Fats Domino is one of the founding fathers of rock and roll. "Fats" (Antoine) Domino was born in New Orleans, Louisiana, and his French Creole roots had an impact on his musical style. Domino racked up 5 certified gold selling singles in the early-to-mid 1950s. His piano-based r&b was driving and catchy. It captured the imagination of young music fans as the new rock sounds caught fire.Fats Domino had a total of 37 single releases that became top 40 hits. Along with the likes of Chuck Berry and Little Richard, he will always be included in any list of the first superstars of rock and roll. Here are 10 of the best known and best loved songs by Fats Domino.
A lively rock and roll take on the Hank Williams classic, it features lots of rolling piano and an extended sax solo. Domino's authentic New Orleans accent makes the tune all his own.
A number 3 hit in the US and number 12 in the UK in 1956, this track has been said to have been an inspiration for a young George Harrison to pursue a career in rock and roll music.
This song was written by Walter Donaldson and George A. Whiting in 1924 and became a standard that has been covered by dozens of artists over the years. Fats Domino's 1956 version became a top 20 hit on the pop charts. Domino infuses the tune with his signature New Orleans flavored r&b.
This track was a cover of the Smiley Lewis hit that was written by Dave Bartholomew and Earl King. Lewis and Domino had very similar New Orleans influenced styles but Domino became the multi-hit maker and iconic early rocker.
Bobby Charles wrote this tune especially for Domino who was one of the songwriter's musical heroes. It became a number 6 hit on the pop charts and reached number 2 on the r&b chart in 1960. The track features a string section which was fairly unusual on a recording by a rock and roll artist at the time, but Domino's bluesy vocal is the main attraction.
This is another Dave Bartholomew penned tune that was originally recorded by Smiley Lewis. The Fats Domino version was featured in the early rock and roll flick "The Girl Can't Help It." As a single release it reached number 5 on the pop charts in 1956. Domino's vocal is expressive and sells this r&b classic tale of getting through the work week in order get our rewards at the weekend.
A 1950 release, this track is regarded as one of the first rock and roll releases. It was written by Domino and his frequent collaborator Dave Bartholomew. It was the debut disc by Fats Domino. This early bit of iconic r&b features Domino's piano and some scatting falsetto vocals ("Wah- wah")
Again written by Domino and Bartholomew, this was a single release that cracked the top 10 of the pop charts in 1955. Pat Boone's white bread cover of this rocker went to number one. The track features starts and stops and tempo changes that create some dynamics adding to the vibe of the tune. Domino's drawled vocal recounts a tale of love lost.

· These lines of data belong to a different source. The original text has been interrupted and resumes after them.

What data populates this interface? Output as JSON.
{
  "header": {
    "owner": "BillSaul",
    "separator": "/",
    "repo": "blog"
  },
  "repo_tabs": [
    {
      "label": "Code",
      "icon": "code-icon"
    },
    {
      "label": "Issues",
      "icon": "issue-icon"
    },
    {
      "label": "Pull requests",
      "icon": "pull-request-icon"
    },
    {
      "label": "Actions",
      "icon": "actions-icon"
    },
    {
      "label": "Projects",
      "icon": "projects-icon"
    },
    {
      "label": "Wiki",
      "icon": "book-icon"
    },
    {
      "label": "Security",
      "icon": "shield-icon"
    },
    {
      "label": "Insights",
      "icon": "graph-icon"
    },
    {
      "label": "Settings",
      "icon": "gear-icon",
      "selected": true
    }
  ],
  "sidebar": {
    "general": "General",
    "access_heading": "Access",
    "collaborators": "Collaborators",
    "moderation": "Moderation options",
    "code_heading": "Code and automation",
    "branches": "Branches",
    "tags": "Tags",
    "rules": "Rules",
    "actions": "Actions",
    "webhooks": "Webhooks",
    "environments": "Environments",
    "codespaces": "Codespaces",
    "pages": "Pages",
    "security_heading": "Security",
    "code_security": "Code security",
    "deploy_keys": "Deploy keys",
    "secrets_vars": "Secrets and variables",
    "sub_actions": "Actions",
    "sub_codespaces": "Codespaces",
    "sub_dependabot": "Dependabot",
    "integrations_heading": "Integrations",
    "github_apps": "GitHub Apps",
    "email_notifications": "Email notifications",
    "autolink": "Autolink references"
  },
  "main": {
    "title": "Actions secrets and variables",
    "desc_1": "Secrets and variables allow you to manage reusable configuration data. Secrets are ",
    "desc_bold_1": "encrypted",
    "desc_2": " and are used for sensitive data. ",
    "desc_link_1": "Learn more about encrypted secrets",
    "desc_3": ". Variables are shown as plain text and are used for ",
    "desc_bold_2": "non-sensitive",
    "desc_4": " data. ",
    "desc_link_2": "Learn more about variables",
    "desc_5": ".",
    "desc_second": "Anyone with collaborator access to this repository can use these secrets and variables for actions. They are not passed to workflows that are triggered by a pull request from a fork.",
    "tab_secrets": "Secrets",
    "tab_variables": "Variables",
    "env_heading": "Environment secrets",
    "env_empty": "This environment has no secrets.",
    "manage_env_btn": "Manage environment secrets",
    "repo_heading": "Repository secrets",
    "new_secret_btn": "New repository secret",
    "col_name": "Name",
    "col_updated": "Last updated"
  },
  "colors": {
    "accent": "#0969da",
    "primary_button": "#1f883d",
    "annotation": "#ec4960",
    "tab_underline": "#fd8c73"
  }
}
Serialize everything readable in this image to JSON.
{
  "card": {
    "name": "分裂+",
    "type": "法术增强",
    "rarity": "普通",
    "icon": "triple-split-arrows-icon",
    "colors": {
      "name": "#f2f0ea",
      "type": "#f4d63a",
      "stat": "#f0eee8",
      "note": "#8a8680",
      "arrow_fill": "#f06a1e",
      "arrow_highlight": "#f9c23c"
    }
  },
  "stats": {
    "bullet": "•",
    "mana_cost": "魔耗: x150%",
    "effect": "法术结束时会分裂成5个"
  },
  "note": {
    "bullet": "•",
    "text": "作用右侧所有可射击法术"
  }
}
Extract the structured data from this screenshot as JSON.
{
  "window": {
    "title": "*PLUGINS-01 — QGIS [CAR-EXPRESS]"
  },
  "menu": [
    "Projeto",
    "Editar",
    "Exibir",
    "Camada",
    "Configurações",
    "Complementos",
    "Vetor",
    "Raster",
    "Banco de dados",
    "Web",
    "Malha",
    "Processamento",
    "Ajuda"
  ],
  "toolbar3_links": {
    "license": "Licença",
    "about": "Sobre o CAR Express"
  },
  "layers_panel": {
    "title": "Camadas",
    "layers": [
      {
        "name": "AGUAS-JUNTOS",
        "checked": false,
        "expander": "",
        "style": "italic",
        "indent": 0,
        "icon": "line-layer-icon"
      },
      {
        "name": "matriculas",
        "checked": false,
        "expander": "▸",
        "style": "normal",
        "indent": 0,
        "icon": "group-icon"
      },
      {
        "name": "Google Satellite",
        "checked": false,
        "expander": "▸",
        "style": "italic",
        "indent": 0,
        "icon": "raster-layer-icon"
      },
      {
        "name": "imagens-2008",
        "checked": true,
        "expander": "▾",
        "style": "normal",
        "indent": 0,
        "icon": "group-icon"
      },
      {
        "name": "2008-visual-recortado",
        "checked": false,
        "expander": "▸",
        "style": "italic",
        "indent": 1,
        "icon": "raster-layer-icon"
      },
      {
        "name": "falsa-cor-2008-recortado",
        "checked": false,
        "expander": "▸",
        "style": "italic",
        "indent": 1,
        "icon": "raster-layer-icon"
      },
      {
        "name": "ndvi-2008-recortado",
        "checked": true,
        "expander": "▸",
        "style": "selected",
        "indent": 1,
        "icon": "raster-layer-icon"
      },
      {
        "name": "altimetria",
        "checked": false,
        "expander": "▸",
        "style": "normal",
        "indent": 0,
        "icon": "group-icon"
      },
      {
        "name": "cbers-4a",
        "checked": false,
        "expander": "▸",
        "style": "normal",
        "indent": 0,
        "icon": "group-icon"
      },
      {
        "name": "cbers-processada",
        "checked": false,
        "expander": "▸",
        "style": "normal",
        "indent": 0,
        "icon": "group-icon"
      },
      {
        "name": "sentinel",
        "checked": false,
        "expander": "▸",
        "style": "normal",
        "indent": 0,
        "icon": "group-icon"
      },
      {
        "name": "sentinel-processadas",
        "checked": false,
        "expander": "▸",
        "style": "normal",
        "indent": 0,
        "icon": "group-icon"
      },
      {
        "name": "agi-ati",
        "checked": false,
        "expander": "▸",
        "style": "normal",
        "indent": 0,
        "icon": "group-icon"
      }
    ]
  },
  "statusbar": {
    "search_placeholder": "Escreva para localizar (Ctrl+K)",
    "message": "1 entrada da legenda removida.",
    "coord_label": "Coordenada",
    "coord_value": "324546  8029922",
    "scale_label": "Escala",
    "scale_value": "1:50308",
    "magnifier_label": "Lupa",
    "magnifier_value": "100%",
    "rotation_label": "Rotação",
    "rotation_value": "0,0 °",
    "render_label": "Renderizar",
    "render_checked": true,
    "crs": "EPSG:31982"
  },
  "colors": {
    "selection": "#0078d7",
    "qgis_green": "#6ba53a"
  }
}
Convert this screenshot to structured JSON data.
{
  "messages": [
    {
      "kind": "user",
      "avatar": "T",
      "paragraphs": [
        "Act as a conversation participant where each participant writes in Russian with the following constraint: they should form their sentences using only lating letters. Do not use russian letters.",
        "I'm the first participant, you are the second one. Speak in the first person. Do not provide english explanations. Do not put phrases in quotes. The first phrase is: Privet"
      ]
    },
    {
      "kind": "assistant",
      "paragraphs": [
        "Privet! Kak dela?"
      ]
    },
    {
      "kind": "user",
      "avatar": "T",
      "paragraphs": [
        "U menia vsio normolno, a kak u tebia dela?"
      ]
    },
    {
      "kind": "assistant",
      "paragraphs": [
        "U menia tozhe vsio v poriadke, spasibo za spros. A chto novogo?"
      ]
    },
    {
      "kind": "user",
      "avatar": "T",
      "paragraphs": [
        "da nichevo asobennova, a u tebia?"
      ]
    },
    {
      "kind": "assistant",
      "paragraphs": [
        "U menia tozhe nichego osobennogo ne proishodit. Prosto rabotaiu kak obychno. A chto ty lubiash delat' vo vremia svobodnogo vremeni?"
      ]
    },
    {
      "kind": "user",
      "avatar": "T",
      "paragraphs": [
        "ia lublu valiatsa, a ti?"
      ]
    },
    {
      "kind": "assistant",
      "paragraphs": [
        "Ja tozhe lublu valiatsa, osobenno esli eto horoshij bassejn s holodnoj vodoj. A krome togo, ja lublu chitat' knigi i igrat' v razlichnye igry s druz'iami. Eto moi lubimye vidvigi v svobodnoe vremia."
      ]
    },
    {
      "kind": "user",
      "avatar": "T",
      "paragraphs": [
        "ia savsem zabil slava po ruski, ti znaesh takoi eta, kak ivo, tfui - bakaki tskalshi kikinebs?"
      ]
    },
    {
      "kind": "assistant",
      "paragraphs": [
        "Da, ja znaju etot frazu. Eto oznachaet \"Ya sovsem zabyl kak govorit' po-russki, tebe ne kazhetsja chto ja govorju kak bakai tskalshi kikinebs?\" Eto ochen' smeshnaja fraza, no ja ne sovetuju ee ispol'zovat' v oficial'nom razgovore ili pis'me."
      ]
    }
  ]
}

This is pulsating with drive and energy generated by the pumping piano, rhythm section and honking sax. Domino's bluesy vocal sits on top perfectly. It was a number 1 r&b hit, and reached number 4 on the pop charts. The song was written by Domino and Dave Bartholomew.
Fat's Domino's most successful pop crossover hit was his 1956 version of this song written in 1940 by Vincent Rose, Larry Stock and Al Lewis. It had been covered a number of times previously by various artists including Louis Armstrong in 1949. Domino's recording became a number 2 hit on the pop charts for three weeks and topped the r&b charts for eight weeks. His blues-inflected sensuous vocal made the song all his own. It is, out of all of Fats Domino's hits, the one tune that is considered to be his signature song.